UPDATED 8/24, 4:50 PM (Fixed link to application form)
Established in memory of Stephen Procter (1946 – 2001), the former head of the Glass Workshop at the Australian National University, the Stephen Procter Fellowship is a residency and grant program designed to assist an Australian artist and an international artist working in glass to work and study abroad. The experience of other cultures through travel was very important to Procter, and the fellowship was designed to build bonds between glass communities around the world.
John Moran's mixed media bust of Teddy Roosevelt is one in a series of all the U.S. presidents he is currently making during his CGCA fellowship at WheatonArts.
Tomorrow evening, Friday, September 18, the WheatonArts glass studio in Millville, New Jersey, will throw open its doors to the public from 7 PM – 8:30 PM for a demonstration by current Creative Glass Center of America fellows Megan Biddle and John Moran. As is customary for the recipients of one of the most sought-after residencies in glass, the two artists will be demonstrating their techniques for the public, as well as presenting a slide lecture discussing their work. Says Moran, a Philadelphia-based artist who hot sculpts glass heads as the foundation for his elaborate latex and fabric figurative sculptures: “I’m creating busts of all 44 of the U.S. presidents, fairly realistic sculptures, but they will be installed with unconventional biographical information that will force viewers to realize how little they really know about these revered historic figures.”

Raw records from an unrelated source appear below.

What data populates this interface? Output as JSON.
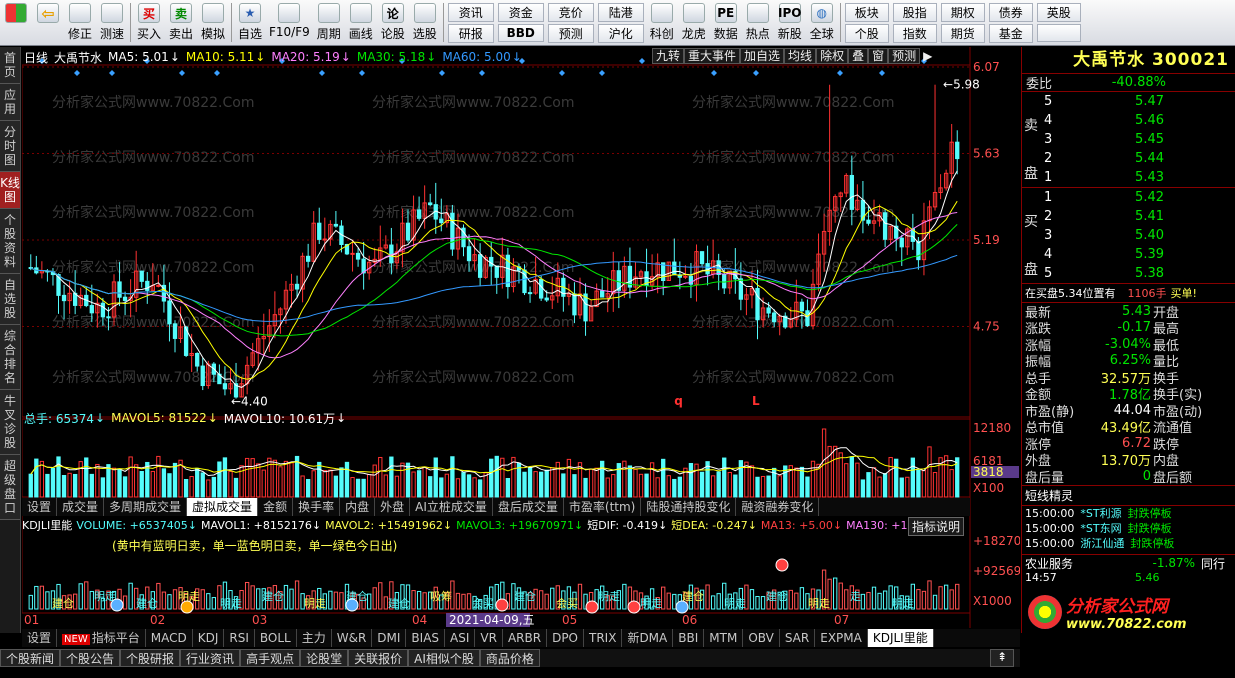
{
  "toolbar": {
    "items": [
      {
        "label": "",
        "icon": "grid-icon"
      },
      {
        "label": "",
        "icon": "back-arrow-icon"
      },
      {
        "label": "修正",
        "icon": "up-down-arrows-icon"
      },
      {
        "label": "测速",
        "icon": "timer-icon"
      },
      {
        "label": "买入",
        "icon": "buy-icon",
        "glyph": "买"
      },
      {
        "label": "卖出",
        "icon": "sell-icon",
        "glyph": "卖"
      },
      {
        "label": "模拟",
        "icon": "hammer-icon"
      },
      {
        "label": "自选",
        "icon": "star-icon"
      },
      {
        "label": "F10/F9",
        "icon": "f10-icon"
      },
      {
        "label": "周期",
        "icon": "cycle-icon"
      },
      {
        "label": "画线",
        "icon": "pen-icon"
      },
      {
        "label": "论股",
        "icon": "chat-icon",
        "glyph": "论"
      },
      {
        "label": "选股",
        "icon": "select-stock-icon"
      }
    ],
    "pairs": [
      [
        "资讯",
        "研报"
      ],
      [
        "资金",
        "BBD"
      ],
      [
        "竞价",
        "预测"
      ],
      [
        "陆港",
        "沪化"
      ]
    ],
    "items2": [
      {
        "label": "科创",
        "icon": "chart-icon"
      },
      {
        "label": "龙虎",
        "icon": "dragon-icon"
      },
      {
        "label": "数据",
        "icon": "pe-icon",
        "glyph": "PE"
      },
      {
        "label": "热点",
        "icon": "hot-icon"
      },
      {
        "label": "新股",
        "icon": "ipo-icon",
        "glyph": "IPO"
      },
      {
        "label": "全球",
        "icon": "globe-icon"
      }
    ],
    "pairs2": [
      [
        "板块",
        "个股"
      ],
      [
        "股指",
        "指数"
      ],
      [
        "期权",
        "期货"
      ],
      [
        "债券",
        "基金"
      ],
      [
        "英股",
        ""
      ]
    ]
  },
  "leftnav": [
    "首页",
    "应用",
    "分时图",
    "K线图",
    "个股资料",
    "自选股",
    "综合排名",
    "牛叉诊股",
    "超级盘口"
  ],
  "kline_header": {
    "period": "日线",
    "name": "大禹节水",
    "ma5": "MA5: 5.01",
    "ma10": "MA10: 5.11",
    "ma20": "MA20: 5.19",
    "ma30": "MA30: 5.18",
    "ma60": "MA60: 5.00",
    "buttons": [
      "九转",
      "重大事件",
      "加自选",
      "均线",
      "除权",
      "叠",
      "窗",
      "预测"
    ]
  },
  "price_axis": [
    "6.07",
    "5.63",
    "5.19",
    "4.75"
  ],
  "high_label": "5.98",
  "low_label": "4.40",
  "vol_header": {
    "total": "总手: 65374",
    "mavol5": "MAVOL5: 81522",
    "mavol10": "MAVOL10: 10.61万"
  },
  "vol_axis": [
    "12180",
    "6181",
    "3818",
    "X100"
  ],
  "vol_tabs": [
    "设置",
    "成交量",
    "多周期成交量",
    "虚拟成交量",
    "金额",
    "换手率",
    "内盘",
    "外盘",
    "AI立桩成交量",
    "盘后成交量",
    "市盈率(ttm)",
    "陆股通持股变化",
    "融资融券变化"
  ],
  "vol_tab_active": "虚拟成交量",
  "ind_header": {
    "name": "KDJLI里能",
    "volume": "VOLUME: +6537405",
    "mavol1": "MAVOL1: +8152176",
    "mavol2": "MAVOL2: +15491962",
    "mavol3": "MAVOL3: +19670971",
    "dif": "短DIF: -0.419",
    "dea": "短DEA: -0.247",
    "ma13": "MA13: +5.00",
    "ma130": "MA130: +11774",
    "explain": "指标说明"
  },
  "ind_note": "(黄中有蓝明日卖，单一蓝色明日卖，单一绿色今日出)",
  "ind_axis": [
    "+182702",
    "+92569",
    "X1000"
  ],
  "date_axis": [
    "01",
    "02",
    "03",
    "04",
    "05",
    "06",
    "07"
  ],
  "date_highlight": "2021-04-09,五",
  "ind_tabs": [
    "设置",
    "指标平台",
    "MACD",
    "KDJ",
    "RSI",
    "BOLL",
    "主力",
    "W&R",
    "DMI",
    "BIAS",
    "ASI",
    "VR",
    "ARBR",
    "DPO",
    "TRIX",
    "新DMA",
    "BBI",
    "MTM",
    "OBV",
    "SAR",
    "EXPMA",
    "KDJLI里能"
  ],
  "ind_tab_active": "KDJLI里能",
  "new_badge": "NEW",
  "bottom_tabs": [
    "个股新闻",
    "个股公告",
    "个股研报",
    "行业资讯",
    "高手观点",
    "论股堂",
    "关联报价",
    "AI相似个股",
    "商品价格"
  ],
  "stock_title": "大禹节水 300021",
  "weibi": {
    "label": "委比",
    "value": "-40.88%"
  },
  "sell_orders": [
    [
      "5",
      "5.47"
    ],
    [
      "4",
      "5.46"
    ],
    [
      "3",
      "5.45"
    ],
    [
      "2",
      "5.44"
    ],
    [
      "1",
      "5.43"
    ]
  ],
  "buy_orders": [
    [
      "1",
      "5.42"
    ],
    [
      "2",
      "5.41"
    ],
    [
      "3",
      "5.40"
    ],
    [
      "4",
      "5.39"
    ],
    [
      "5",
      "5.38"
    ]
  ],
  "side_sell": "卖盘",
  "side_buy": "买盘",
  "buy_note": {
    "text": "在买盘5.34位置有",
    "qty": "1106手",
    "tail": "买单!"
  },
  "quote": [
    [
      "最新",
      "5.43",
      "开盘",
      ""
    ],
    [
      "涨跌",
      "-0.17",
      "最高",
      ""
    ],
    [
      "涨幅",
      "-3.04%",
      "最低",
      ""
    ],
    [
      "振幅",
      "6.25%",
      "量比",
      ""
    ],
    [
      "总手",
      "32.57万",
      "换手",
      ""
    ],
    [
      "金额",
      "1.78亿",
      "换手(实)",
      ""
    ],
    [
      "市盈(静)",
      "44.04",
      "市盈(动)",
      ""
    ],
    [
      "总市值",
      "43.49亿",
      "流通值",
      ""
    ],
    [
      "涨停",
      "6.72",
      "跌停",
      ""
    ],
    [
      "外盘",
      "13.70万",
      "内盘",
      ""
    ],
    [
      "盘后量",
      "0",
      "盘后额",
      ""
    ]
  ],
  "short_title": "短线精灵",
  "short_list": [
    [
      "15:00:00",
      "*ST利源",
      "封跌停板"
    ],
    [
      "15:00:00",
      "*ST东网",
      "封跌停板"
    ],
    [
      "15:00:00",
      "浙江仙通",
      "封跌停板"
    ]
  ],
  "sector": {
    "name": "农业服务",
    "value": "-1.87%",
    "tail": "同行"
  },
  "ticker": {
    "time": "14:57",
    "price": "5.46"
  },
  "brand": {
    "name": "分析家公式网",
    "url": "www.70822.com"
  },
  "markers": {
    "q": "q",
    "L": "L"
  },
  "signal_texts": [
    "建仓",
    "明走",
    "建仓",
    "明走",
    "明走",
    "建仓",
    "明走",
    "建仓",
    "建仓",
    "吸筹",
    "会买",
    "建仓",
    "会买",
    "明走",
    "明走",
    "建仓",
    "明走",
    "建仓",
    "明走",
    "走",
    "明走"
  ],
  "watermark": "分析家公式网www.70822.Com",
  "colors": {
    "up": "#ff3232",
    "down": "#54fcfc",
    "ma5": "#ffffff",
    "ma10": "#ffff00",
    "ma20": "#ff80ff",
    "ma30": "#00e600",
    "ma60": "#3399ff",
    "grid": "#7a0000",
    "accent": "#ffff54"
  }
}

Stephen Procter, Across the Threshold.
The Stephen Procter Fellowship was established in 2001 in memory of Stephen Procter, Head of the Glass Workshop at The Australian National University 1993–2000. The aim of the Fellowship is to assist Australian and international artists working in glass to work and study abroad.
Each year the Fellowship provides $5,000 AUD (approximately $4,200 US) to assist an artist to travel overseas, helping them to explore working or educational opportunities. In 2010 this award will be made available for an International artist to travel to Australia to be a resident in the Glass Workshop at the School of Art, Canberra. The fellowship will take place in 2010.